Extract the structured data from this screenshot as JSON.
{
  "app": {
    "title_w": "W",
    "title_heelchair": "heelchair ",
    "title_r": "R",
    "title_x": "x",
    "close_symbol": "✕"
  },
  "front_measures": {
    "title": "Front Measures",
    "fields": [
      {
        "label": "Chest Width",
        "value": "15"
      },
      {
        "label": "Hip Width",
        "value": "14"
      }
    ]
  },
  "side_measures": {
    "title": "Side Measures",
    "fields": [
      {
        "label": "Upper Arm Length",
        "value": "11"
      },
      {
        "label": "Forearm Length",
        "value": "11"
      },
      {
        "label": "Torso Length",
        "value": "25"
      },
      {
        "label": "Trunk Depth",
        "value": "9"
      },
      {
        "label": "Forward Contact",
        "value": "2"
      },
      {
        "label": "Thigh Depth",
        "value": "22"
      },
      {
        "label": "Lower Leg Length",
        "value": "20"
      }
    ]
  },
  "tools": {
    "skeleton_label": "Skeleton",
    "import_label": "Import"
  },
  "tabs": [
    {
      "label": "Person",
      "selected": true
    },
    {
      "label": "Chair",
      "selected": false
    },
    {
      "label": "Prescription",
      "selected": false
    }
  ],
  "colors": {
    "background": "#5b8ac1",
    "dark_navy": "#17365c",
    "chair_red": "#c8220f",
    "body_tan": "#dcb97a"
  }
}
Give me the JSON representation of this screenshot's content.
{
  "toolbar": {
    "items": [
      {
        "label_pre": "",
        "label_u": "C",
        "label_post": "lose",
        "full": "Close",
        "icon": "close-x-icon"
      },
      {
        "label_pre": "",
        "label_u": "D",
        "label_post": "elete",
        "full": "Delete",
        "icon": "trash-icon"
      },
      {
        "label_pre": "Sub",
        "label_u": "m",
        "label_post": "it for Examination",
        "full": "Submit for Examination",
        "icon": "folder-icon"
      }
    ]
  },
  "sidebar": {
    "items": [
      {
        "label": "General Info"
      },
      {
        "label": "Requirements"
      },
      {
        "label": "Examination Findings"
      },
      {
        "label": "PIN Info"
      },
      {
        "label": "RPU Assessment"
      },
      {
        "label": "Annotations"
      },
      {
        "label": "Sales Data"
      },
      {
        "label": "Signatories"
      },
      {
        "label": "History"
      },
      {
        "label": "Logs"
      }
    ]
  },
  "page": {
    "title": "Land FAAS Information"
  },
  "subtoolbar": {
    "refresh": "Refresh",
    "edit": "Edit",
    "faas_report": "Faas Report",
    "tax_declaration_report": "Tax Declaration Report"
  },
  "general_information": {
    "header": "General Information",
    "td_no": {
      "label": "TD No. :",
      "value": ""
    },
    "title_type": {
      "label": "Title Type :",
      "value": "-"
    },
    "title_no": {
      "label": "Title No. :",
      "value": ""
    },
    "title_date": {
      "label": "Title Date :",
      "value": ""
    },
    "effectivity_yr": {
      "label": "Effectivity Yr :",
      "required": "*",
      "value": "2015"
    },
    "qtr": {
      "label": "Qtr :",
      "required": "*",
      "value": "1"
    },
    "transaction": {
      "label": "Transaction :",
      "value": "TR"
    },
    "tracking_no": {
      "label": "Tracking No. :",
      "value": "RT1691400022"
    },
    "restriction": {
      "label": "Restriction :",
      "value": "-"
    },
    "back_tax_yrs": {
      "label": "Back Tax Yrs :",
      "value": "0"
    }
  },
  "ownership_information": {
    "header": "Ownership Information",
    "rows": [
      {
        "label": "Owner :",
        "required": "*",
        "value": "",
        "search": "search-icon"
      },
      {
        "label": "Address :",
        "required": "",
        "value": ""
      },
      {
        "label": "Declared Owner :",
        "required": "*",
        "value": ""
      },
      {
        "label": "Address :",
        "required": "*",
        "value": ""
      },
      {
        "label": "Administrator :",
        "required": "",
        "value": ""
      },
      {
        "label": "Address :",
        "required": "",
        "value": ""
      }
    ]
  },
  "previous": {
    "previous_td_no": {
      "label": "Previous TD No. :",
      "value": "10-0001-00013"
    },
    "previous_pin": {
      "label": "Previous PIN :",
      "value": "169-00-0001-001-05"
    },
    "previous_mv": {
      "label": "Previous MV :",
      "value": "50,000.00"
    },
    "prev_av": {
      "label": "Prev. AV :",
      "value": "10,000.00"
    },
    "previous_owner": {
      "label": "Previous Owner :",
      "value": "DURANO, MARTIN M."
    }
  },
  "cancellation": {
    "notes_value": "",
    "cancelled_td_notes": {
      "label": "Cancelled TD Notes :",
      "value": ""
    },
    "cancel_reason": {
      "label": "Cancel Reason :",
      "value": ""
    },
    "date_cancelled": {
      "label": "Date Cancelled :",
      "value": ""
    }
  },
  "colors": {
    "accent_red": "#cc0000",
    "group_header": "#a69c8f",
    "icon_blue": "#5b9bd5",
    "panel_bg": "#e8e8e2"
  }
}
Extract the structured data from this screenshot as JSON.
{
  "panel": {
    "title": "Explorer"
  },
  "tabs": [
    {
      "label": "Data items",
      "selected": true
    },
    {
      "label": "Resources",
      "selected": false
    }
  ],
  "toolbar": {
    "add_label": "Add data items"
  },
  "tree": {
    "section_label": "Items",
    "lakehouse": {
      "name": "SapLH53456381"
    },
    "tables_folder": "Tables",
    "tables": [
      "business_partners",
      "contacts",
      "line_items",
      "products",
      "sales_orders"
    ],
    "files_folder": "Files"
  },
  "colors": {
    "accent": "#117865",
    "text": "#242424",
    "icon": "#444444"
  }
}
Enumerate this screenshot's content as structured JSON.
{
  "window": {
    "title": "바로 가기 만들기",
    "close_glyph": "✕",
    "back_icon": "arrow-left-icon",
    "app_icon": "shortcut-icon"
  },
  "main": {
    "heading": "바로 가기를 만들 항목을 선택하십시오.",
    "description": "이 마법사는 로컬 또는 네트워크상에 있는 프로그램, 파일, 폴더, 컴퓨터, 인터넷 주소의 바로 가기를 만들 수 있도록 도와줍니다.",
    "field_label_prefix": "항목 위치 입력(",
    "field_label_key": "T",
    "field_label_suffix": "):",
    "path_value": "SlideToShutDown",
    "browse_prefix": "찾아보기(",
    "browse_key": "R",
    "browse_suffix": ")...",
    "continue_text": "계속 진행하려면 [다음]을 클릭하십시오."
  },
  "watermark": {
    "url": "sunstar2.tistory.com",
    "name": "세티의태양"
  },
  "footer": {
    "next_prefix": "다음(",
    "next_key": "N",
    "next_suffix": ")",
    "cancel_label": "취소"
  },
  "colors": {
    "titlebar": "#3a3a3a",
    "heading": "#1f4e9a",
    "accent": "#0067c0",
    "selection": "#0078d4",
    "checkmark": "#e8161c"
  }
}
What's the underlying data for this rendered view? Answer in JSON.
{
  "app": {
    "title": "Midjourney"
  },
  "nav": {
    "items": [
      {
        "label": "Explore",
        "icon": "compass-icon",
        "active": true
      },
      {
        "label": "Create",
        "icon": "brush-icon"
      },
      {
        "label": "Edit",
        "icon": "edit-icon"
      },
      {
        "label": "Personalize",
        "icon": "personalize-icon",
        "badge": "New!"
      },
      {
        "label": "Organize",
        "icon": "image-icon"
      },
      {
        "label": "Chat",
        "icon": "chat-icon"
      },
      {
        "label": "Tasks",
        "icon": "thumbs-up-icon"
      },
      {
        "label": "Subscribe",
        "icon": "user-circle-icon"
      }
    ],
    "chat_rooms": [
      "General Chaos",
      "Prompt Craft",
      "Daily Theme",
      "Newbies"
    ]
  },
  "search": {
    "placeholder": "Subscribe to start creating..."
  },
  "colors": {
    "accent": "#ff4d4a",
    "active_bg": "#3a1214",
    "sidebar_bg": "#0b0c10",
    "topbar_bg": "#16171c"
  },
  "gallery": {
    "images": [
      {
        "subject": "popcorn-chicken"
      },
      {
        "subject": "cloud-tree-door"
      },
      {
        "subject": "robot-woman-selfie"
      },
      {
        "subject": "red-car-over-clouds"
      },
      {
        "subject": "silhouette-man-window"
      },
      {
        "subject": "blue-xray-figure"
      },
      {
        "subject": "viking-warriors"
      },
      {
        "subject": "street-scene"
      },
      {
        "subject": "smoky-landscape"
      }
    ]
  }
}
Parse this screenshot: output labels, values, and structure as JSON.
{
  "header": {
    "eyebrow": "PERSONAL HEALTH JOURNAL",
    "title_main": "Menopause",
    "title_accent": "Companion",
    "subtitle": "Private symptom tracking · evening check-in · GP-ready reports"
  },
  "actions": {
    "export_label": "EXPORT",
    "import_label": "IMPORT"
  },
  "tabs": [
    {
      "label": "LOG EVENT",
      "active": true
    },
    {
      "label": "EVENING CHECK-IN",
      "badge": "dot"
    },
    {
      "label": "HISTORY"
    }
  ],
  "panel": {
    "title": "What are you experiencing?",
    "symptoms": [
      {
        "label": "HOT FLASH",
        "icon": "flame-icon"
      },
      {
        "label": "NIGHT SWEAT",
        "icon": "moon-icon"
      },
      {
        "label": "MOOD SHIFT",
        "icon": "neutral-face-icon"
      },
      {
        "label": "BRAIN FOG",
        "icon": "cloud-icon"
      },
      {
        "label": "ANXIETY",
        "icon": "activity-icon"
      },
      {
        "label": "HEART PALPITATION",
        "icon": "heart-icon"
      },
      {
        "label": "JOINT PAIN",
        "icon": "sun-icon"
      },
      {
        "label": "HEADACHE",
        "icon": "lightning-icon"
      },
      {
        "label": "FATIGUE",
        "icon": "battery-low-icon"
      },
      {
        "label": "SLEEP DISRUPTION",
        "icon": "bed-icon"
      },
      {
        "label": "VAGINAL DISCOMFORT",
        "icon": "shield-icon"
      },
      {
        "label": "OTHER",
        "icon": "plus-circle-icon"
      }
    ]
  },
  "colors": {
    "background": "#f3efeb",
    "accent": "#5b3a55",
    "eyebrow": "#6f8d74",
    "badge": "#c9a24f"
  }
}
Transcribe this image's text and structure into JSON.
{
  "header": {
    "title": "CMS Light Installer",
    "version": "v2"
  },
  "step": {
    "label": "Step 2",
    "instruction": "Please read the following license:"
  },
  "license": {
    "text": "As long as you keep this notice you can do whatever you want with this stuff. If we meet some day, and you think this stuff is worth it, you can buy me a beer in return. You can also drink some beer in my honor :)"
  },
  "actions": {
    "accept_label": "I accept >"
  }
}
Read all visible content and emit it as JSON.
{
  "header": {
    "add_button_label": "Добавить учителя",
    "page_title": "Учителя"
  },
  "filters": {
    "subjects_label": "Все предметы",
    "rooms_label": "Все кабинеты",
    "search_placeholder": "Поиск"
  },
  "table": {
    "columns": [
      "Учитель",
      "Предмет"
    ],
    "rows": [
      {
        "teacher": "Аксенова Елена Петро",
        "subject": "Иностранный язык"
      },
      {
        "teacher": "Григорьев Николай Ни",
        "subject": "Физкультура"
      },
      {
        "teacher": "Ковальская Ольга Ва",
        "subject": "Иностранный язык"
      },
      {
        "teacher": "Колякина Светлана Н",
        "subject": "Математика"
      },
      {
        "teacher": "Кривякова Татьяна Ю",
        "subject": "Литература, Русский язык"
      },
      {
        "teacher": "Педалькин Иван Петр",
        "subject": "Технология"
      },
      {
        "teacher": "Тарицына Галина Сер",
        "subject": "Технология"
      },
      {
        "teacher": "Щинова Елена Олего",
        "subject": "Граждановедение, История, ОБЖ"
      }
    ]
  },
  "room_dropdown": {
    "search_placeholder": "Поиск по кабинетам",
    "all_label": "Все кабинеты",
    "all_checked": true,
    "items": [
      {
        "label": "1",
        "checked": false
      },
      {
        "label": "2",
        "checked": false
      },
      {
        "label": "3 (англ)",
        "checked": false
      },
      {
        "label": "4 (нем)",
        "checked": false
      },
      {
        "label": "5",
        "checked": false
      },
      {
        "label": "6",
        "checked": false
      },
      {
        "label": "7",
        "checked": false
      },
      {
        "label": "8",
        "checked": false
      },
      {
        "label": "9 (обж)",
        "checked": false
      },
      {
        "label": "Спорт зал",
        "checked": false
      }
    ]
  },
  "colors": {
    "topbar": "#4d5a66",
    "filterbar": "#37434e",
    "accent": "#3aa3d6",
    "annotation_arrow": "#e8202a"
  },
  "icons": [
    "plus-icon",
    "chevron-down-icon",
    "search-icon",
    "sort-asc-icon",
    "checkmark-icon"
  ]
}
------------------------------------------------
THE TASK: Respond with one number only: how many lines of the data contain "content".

RESULT OF THIS EXERCISE: 3